Suharto’s guards to be disarmed


Indonesian President Abdurrahman Wahid said Sunday he has ordered the military, police and intelligence chiefs to disarm all private armed guards of former president Suharto.

“I have asked the head of the intelligence agency, and later (will ask) the Indonesian armed forces chief and the national police chief to ensure all security guards at former president Suharto’s home who are not members of the armed forces or the police are disarmed,” Wahid said.

Wahid, speaking in Medan, North Sumatra on Sunday, was quoted by the state Antara news agency as saying that firearm-carrying individuals could “pretend to defend themselves, pretend to defend the government, but basically undermine the government.”

As a former Indonesian head of state, Suharto has a right to security guards provided by the state. Suharto’s family also have their own security guards.

“There is no other way, to safeguard the unity of our state, willing or not willing, the government now has to act strongly,” Wahid told a local civic and government leaders in the North Sumatran capital.

He said that to that end, the government will call on all owners of illegal firearms to hand them over to the authorities within one week.

“Or else, we will seek them until we can get them all. This is the only way,” Wahid said.

He said the warning was also directed to Islamic leader Habib Ali Baagil to surrender his men’s firearms.

Wahid has named Baagil as one of the suspects in the recent violence to hit the country, including the bombing of the Jakarta stock exchange last week. He has ordered the police to arrest and question Baagil.

Baagil is the leader of the Front of the Defender of Islam, a militant Muslim group which has been behind violent attacks on “dens of sin” — cafes, bars, massage parlors, game arcades — in the capital.

FPI members, armed with knives, swords and machetes, earlier this year protested in front of the presidential palace against violence suffered by Muslims in Maluku.

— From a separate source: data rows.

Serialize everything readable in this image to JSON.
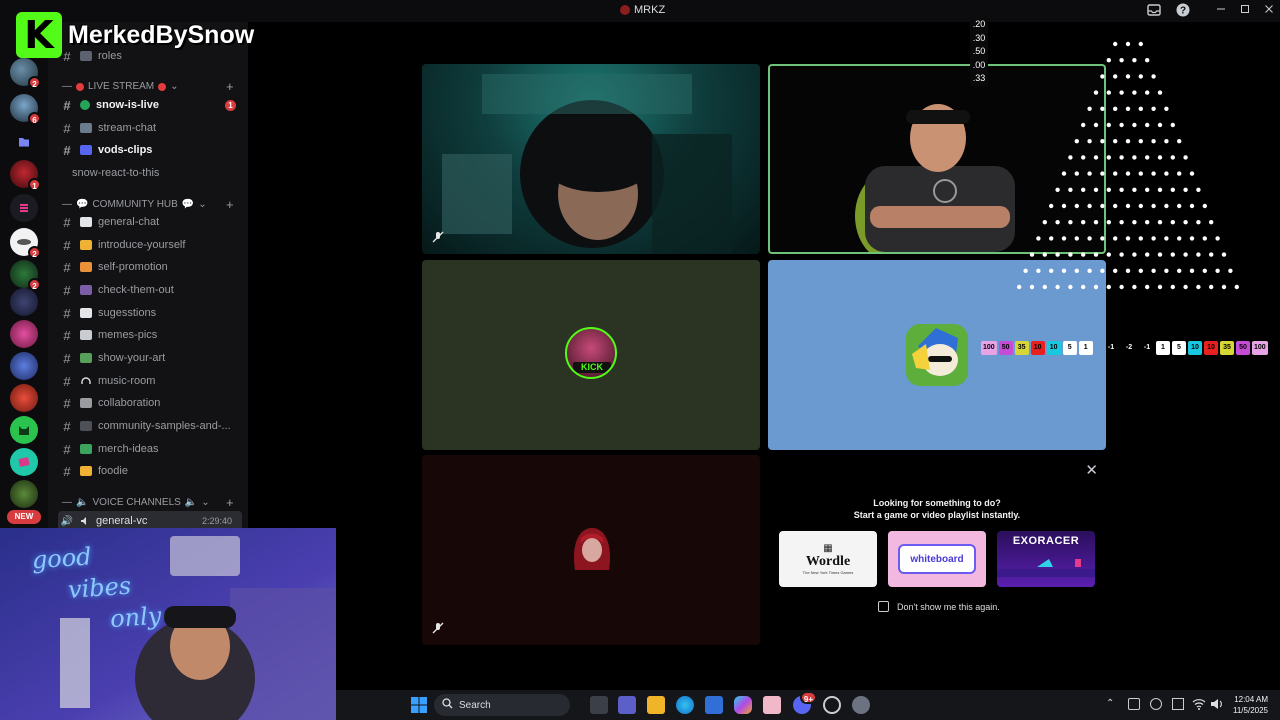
{
  "window": {
    "title": "MRKZ"
  },
  "overlay_logo": {
    "letter": "K",
    "name": "MerkedBySnow"
  },
  "servers": [
    {
      "badge": "2"
    },
    {
      "badge": "6"
    },
    {
      "badge": ""
    },
    {
      "badge": "1"
    },
    {
      "badge": ""
    },
    {
      "badge": "2"
    },
    {
      "badge": "2"
    },
    {
      "badge": ""
    },
    {
      "badge": ""
    },
    {
      "badge": ""
    },
    {
      "badge": ""
    },
    {
      "badge": ""
    },
    {
      "badge": ""
    },
    {
      "badge": ""
    }
  ],
  "new_label": "NEW",
  "sidebar": {
    "top_channel": "roles",
    "live_stream": {
      "category": "LIVE STREAM",
      "channels": [
        {
          "name": "snow-is-live",
          "unread": "1",
          "emoji_color": "#23a559"
        },
        {
          "name": "stream-chat",
          "emoji_color": "#6b7a8f"
        },
        {
          "name": "vods-clips",
          "emoji_color": "#5865f2"
        },
        {
          "name": "snow-react-to-this"
        }
      ]
    },
    "community_hub": {
      "category": "COMMUNITY HUB",
      "channels": [
        {
          "name": "general-chat",
          "emoji_color": "#e3e5e8"
        },
        {
          "name": "introduce-yourself",
          "emoji_color": "#f0b232"
        },
        {
          "name": "self-promotion",
          "emoji_color": "#e8913a"
        },
        {
          "name": "check-them-out",
          "emoji_color": "#7b5ea7"
        },
        {
          "name": "sugesstions",
          "emoji_color": "#e3e5e8"
        },
        {
          "name": "memes-pics",
          "emoji_color": "#c9ccd1"
        },
        {
          "name": "show-your-art",
          "emoji_color": "#57a05a"
        },
        {
          "name": "music-room",
          "emoji_color": "#dbdee1"
        },
        {
          "name": "collaboration",
          "emoji_color": "#9a9ca1"
        },
        {
          "name": "community-samples-and-...",
          "emoji_color": "#4e5058"
        },
        {
          "name": "merch-ideas",
          "emoji_color": "#3ba55d"
        },
        {
          "name": "foodie",
          "emoji_color": "#f0b232"
        }
      ]
    },
    "voice": {
      "category": "VOICE CHANNELS",
      "channel": {
        "name": "general-vc",
        "time": "2:29:40"
      }
    }
  },
  "odds": [
    ".20",
    ".30",
    ".50",
    ".00",
    ".33"
  ],
  "slots_left": [
    {
      "label": "100",
      "color": "#e8a3e8"
    },
    {
      "label": "50",
      "color": "#c64bd6"
    },
    {
      "label": "35",
      "color": "#d6d637"
    },
    {
      "label": "10",
      "color": "#e82020"
    },
    {
      "label": "10",
      "color": "#18c7e0"
    },
    {
      "label": "5",
      "color": "#ffffff"
    },
    {
      "label": "1",
      "color": "#ffffff"
    }
  ],
  "slots_mid": [
    "-1",
    "-2",
    "-1"
  ],
  "slots_right": [
    {
      "label": "1",
      "color": "#ffffff"
    },
    {
      "label": "5",
      "color": "#ffffff"
    },
    {
      "label": "10",
      "color": "#18c7e0"
    },
    {
      "label": "10",
      "color": "#e82020"
    },
    {
      "label": "35",
      "color": "#d6d637"
    },
    {
      "label": "50",
      "color": "#c64bd6"
    },
    {
      "label": "100",
      "color": "#e8a3e8"
    }
  ],
  "popup": {
    "line1": "Looking for something to do?",
    "line2": "Start a game or video playlist instantly.",
    "cards": [
      {
        "title": "Wordle",
        "subtitle": "The New York Times Games"
      },
      {
        "title": "whiteboard",
        "subtitle": ""
      },
      {
        "title": "EXORACER",
        "subtitle": ""
      }
    ],
    "dont_show": "Don't show me this again."
  },
  "kick_label": "KICK",
  "webcam_sign": [
    "good",
    "vibes",
    "only"
  ],
  "taskbar": {
    "search": "Search",
    "time": "12:04 AM",
    "date": "11/5/2025",
    "discord_badge": "9+"
  }
}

Wahid also said members of the Indonesian army were hindering a police investigation into the bombing of the attorney general’s office in July.

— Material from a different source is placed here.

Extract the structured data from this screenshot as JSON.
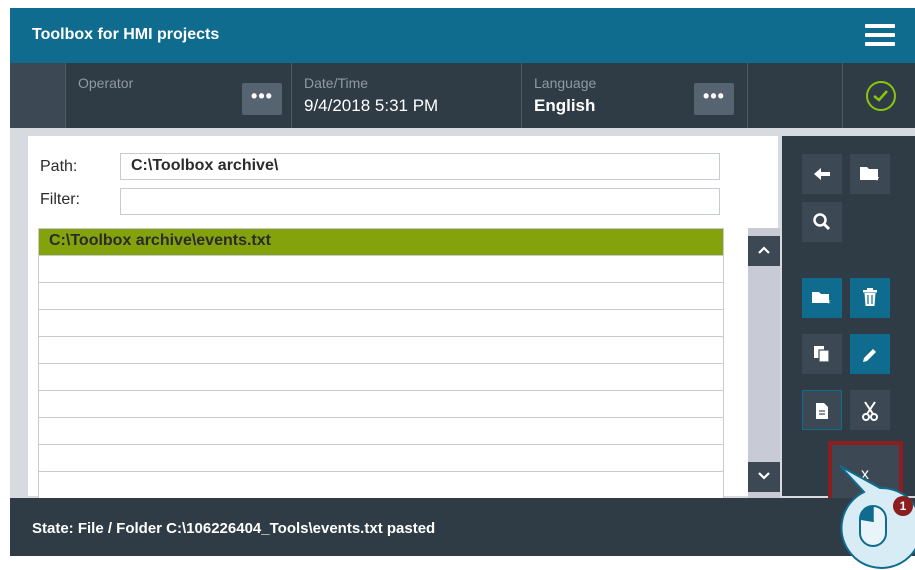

“It is clear that the bomb was made by Pindad (the state weapons industry) and was channeled to the army … the national police chief has reported to me that there were certain members of the army who objected to the investigation,” he said.

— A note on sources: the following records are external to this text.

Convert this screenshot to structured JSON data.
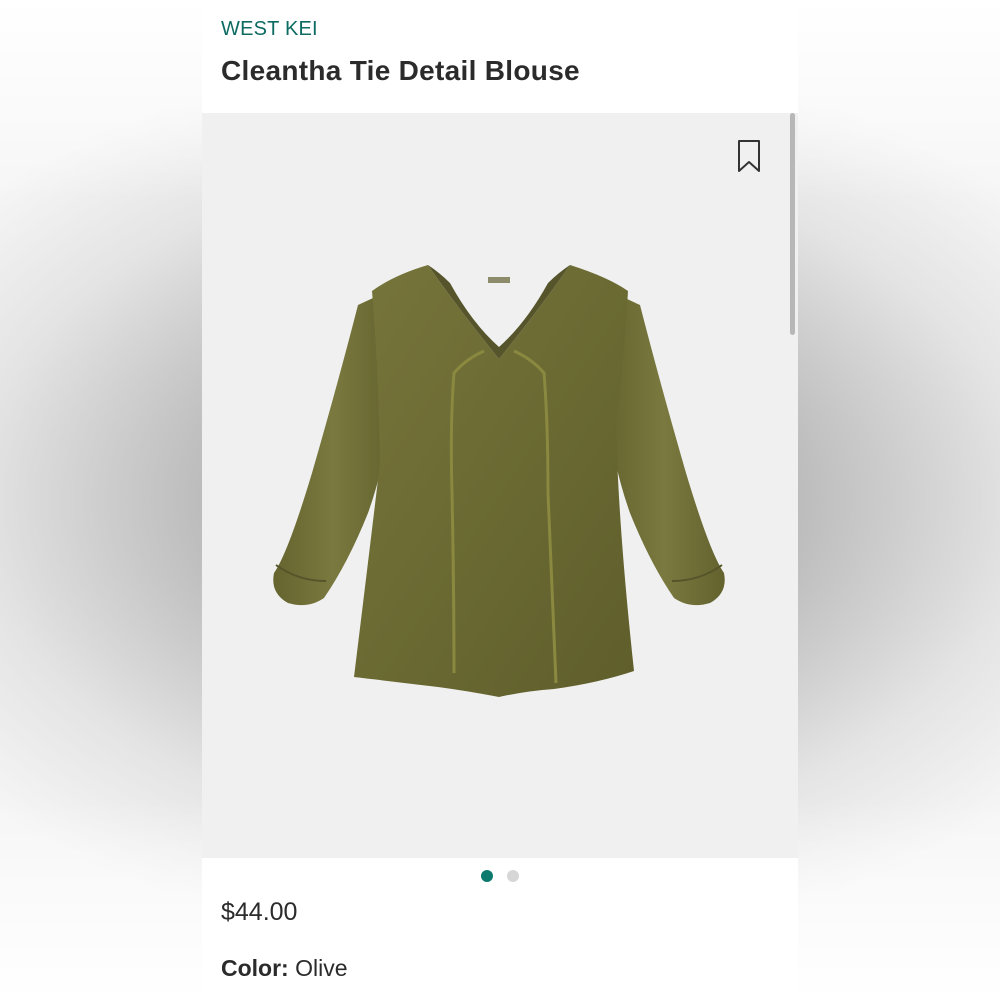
{
  "product": {
    "brand": "WEST KEI",
    "name": "Cleantha Tie Detail Blouse",
    "price": "$44.00",
    "color_label": "Color:",
    "color_value": "Olive",
    "garment_color": "#6b6a33"
  },
  "gallery": {
    "image_icon": "bookmark-icon",
    "pages": 2,
    "active_page": 1
  },
  "colors": {
    "brand": "#0d6b61",
    "active_dot": "#0d7a6e",
    "inactive_dot": "#d6d6d6",
    "image_bg": "#f0f0f0"
  }
}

He said he would order these members be questioned. He mentioned no names.

The bomb at the attorney general’s office blew up shortly after Suharto’s son, Hutomo Mandala Putra, left the premises after being questioned by prosecutors for hours over suspected corruption.